Required work:
In the records below, find each line that holds "title" and return it.

Information provided:
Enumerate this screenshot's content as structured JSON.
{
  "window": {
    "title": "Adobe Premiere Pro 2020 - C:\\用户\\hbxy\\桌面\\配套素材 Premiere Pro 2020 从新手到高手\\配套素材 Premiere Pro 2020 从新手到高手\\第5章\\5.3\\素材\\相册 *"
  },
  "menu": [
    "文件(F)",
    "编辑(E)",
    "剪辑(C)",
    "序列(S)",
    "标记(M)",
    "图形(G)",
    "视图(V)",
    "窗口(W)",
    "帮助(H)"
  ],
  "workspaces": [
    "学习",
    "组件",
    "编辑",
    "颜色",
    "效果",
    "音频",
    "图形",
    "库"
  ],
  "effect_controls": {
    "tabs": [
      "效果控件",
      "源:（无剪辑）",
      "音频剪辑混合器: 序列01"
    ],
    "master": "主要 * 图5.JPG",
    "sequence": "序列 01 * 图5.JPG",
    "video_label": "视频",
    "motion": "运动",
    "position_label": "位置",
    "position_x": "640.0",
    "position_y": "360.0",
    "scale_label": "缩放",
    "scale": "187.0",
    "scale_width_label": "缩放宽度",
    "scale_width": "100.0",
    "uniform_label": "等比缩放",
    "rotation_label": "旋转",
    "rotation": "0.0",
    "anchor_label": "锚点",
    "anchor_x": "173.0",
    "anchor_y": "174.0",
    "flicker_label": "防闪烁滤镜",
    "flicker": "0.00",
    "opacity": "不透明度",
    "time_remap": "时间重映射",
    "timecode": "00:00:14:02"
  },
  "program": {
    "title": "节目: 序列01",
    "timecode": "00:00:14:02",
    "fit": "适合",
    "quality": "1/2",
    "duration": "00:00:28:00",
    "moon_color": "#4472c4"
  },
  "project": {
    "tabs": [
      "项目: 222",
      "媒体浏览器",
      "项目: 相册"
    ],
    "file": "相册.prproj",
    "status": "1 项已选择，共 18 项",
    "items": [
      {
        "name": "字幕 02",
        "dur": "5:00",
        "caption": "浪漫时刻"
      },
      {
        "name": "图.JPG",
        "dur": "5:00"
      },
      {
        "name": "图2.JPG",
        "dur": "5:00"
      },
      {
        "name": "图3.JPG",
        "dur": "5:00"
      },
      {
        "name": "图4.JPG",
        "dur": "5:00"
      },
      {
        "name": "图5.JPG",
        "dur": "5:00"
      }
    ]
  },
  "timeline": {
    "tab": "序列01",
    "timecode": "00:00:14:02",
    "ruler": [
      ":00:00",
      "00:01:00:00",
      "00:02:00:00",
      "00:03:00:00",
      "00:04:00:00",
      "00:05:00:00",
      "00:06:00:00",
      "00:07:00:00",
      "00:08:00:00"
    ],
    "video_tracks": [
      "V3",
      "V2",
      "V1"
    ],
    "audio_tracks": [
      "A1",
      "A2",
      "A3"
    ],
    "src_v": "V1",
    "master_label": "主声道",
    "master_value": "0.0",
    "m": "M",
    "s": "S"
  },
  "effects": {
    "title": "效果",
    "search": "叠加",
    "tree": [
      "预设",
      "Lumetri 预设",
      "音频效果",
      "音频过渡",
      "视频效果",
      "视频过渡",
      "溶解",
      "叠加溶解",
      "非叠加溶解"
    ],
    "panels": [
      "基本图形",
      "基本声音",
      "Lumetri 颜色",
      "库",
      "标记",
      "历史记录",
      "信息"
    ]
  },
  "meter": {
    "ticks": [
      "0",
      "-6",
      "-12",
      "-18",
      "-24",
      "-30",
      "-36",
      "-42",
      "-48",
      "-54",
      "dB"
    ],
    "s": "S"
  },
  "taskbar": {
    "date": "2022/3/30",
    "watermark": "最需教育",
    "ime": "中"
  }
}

Task result:
    "title": "Adobe Premiere Pro 2020 - C:\\用户\\hbxy\\桌面\\配套素材 Premiere Pro 2020 从新手到高手\\配套素材 Premiere Pro 2020 从新手到高手\\第5章\\5.3\\素材\\相册 *"
    "title": "节目: 序列01",
    "title": "效果",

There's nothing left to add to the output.